- Intrusiveness: Sometimes I found it intrusive to have someone talking at me all the time. Yes, they were very pleasant, were chock full of fascinating facts and figures, and they were only doing their job, but a constant stream of tourism monologue did my head in.
- Thinking Time: Further to the previous point, when there is a constant stream of information, I find it hard to process all the input that is being thrown at me. Without some quiet thinking time, the information simply flows in one ear and out the other without me having weighed its importance of relevance. Yes, that is probably just the way my little brain works.
- Bossy: In a group, someone was always telling me where to go and what to do. I must comply with someone else’s schedule rather than putter around on my own timing. In this tour, the schedule had very little free time which created the feeling of needing to rush, speeding from one activity to the next.
- Guides: We had some fabulous guides on this trip, but even then, at times I felt we were not getting the full story. When it came to topics like politics and religion, I felt we got the ‘party line’ rather than the true reflection of what was happening in the country. Fair enough, I guess they have to be careful.
Stir Crazy: It was a good thing that the trip was only short. All lovely people, but I suspect that there would have been some frayed nerves (mostly mine) if we had been trapped together for long periods. As it was, the group did tend to split and go separate ways at every, and any, opportunity.
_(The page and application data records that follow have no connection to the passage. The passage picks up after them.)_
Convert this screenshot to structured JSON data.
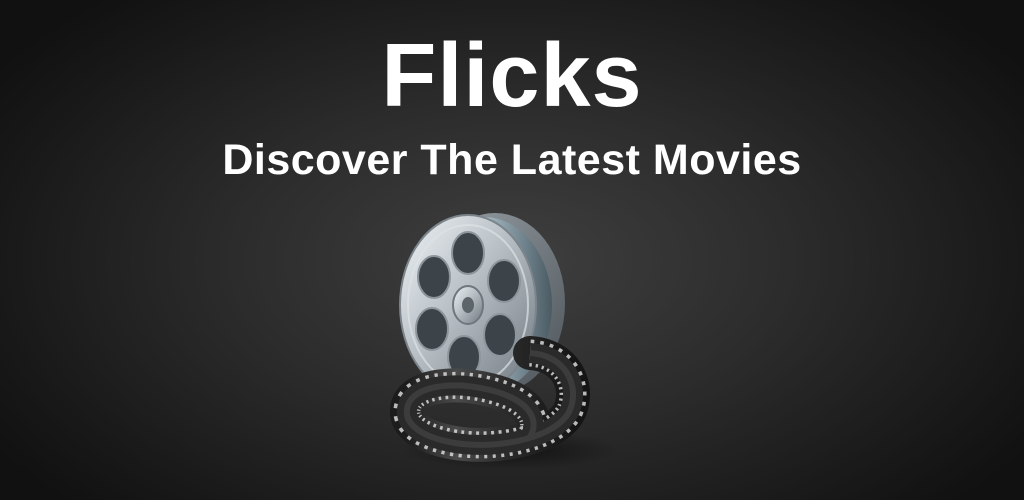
{
  "banner": {
    "title": "Flicks",
    "subtitle": "Discover The Latest Movies",
    "icon": "film-reel-icon"
  },
  "colors": {
    "background": "#2a2a2a",
    "text": "#ffffff",
    "reel_metal": "#b9c0c6",
    "film_strip": "#2b2b2b"
  }
}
We are grown-ups after all, and allowed to make that call.
- Moving About: I feel that we lost some precious time as we had to move as a group. It takes longer to get to/from/through airports and attractions when 13 people are on the go rather than one or two. That means less time doing interesting things. Even if it is just an hour or two, it all adds up.
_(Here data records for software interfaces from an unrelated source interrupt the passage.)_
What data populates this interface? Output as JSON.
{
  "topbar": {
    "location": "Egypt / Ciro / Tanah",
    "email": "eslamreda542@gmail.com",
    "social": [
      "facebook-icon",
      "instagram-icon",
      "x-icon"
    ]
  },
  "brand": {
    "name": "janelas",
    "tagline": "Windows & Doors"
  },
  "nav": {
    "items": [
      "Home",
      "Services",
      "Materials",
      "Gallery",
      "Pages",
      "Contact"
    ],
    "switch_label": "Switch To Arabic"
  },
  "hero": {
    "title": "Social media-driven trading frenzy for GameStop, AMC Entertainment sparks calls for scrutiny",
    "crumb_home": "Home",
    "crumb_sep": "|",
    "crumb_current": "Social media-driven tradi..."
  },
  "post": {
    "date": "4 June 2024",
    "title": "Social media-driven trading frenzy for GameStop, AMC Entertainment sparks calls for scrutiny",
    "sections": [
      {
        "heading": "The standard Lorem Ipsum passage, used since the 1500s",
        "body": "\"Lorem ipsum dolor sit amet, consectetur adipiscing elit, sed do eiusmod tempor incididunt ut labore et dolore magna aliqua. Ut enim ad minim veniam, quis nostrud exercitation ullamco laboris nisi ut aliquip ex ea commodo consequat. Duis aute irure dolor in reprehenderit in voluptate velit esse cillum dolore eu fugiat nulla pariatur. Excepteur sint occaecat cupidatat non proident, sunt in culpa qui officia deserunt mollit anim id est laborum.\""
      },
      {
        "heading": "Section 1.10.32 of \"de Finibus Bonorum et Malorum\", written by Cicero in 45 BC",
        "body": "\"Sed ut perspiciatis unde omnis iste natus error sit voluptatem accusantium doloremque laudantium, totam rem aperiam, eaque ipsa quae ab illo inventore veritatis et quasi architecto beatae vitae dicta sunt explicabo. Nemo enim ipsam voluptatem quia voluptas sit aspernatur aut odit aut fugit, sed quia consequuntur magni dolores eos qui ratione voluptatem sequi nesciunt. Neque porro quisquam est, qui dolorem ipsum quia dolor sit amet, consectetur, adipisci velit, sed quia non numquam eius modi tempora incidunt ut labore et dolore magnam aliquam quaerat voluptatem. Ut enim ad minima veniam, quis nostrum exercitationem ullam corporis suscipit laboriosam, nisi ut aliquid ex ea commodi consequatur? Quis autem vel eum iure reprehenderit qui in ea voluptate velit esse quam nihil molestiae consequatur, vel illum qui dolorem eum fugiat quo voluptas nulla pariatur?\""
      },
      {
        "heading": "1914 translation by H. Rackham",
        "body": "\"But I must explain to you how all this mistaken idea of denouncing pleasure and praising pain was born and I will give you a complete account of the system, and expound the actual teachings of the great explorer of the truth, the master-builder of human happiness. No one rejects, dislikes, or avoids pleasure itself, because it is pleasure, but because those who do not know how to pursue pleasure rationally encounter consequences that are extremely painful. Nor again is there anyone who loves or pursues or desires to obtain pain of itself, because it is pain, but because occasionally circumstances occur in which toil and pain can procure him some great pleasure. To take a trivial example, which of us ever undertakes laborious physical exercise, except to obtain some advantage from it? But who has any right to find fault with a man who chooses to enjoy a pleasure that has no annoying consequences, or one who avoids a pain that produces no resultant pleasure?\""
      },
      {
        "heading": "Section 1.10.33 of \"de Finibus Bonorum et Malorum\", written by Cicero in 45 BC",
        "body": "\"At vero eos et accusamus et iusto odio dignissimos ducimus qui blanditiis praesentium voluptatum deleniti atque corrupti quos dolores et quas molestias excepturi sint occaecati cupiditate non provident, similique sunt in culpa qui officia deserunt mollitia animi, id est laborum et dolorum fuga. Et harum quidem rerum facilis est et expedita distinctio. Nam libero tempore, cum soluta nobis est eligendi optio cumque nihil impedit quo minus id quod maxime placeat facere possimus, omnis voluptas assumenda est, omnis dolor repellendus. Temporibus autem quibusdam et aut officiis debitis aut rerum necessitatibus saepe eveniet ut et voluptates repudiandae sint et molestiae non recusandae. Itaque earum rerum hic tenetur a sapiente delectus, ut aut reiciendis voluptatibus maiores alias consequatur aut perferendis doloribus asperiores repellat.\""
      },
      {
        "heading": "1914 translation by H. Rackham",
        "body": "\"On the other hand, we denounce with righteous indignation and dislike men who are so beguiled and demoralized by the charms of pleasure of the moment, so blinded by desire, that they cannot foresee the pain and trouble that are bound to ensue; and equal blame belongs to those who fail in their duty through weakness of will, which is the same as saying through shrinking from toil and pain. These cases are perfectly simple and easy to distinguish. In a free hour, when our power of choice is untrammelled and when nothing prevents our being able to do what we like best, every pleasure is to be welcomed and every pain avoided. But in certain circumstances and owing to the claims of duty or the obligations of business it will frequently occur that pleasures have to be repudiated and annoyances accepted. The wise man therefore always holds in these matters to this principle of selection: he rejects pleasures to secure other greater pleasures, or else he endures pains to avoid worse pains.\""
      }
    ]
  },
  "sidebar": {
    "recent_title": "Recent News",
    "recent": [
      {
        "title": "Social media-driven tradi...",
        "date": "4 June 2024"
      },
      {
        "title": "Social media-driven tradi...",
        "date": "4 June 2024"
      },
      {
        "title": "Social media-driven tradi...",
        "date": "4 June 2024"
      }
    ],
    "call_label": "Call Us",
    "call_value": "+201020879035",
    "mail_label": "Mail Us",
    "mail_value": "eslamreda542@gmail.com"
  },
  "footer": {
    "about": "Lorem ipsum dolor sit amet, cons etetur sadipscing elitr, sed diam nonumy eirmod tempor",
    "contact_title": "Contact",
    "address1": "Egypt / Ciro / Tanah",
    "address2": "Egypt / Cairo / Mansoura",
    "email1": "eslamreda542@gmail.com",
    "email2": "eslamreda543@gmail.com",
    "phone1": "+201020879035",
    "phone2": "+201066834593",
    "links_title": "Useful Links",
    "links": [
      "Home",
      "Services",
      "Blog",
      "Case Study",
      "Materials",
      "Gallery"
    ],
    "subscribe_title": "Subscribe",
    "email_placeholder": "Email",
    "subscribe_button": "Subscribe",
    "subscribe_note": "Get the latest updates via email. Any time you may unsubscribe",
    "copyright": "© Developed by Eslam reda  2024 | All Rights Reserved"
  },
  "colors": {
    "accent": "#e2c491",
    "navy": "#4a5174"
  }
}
- All Care, No Responsibility: Yes, this can be a good thing as I mentioned above, but at times I felt guilty that my brain was parked in neutral and it was someone else’s responsibility to ensure we met our deadlines. Perhaps this was good for me, not to be such a control freak, and allowed more brain power to take in all the remarkable places and people that I was seeing.
At this stage in my travelling life, the Cons outweigh the Pros. I thoroughly enjoyed the trip, and especially the support from our Nepalese guide, but it’s an independent traveller’s life for me. Perhaps this will change as I get older, or when I visit overwhelming destinations such as India, but I hope my individual wanderlust will remain strong for a long while yet.
If there is one key learning about group travel, it is to pick a tour that has plenty of free time built in. The ability to pick and choose how to spend some of your day is a vital consideration. You can always fill it with additional activities if you choose and there will always be a tout willing to sell you a tour. Alternatively, simply park yourself somewhere comfortable with a very large, cold beer or strong cuppa, and marvel at all that you have seen that day.
Yes, this is a First World issue and I acknowledge the privileged life I have to be able to travel!
How do you travel?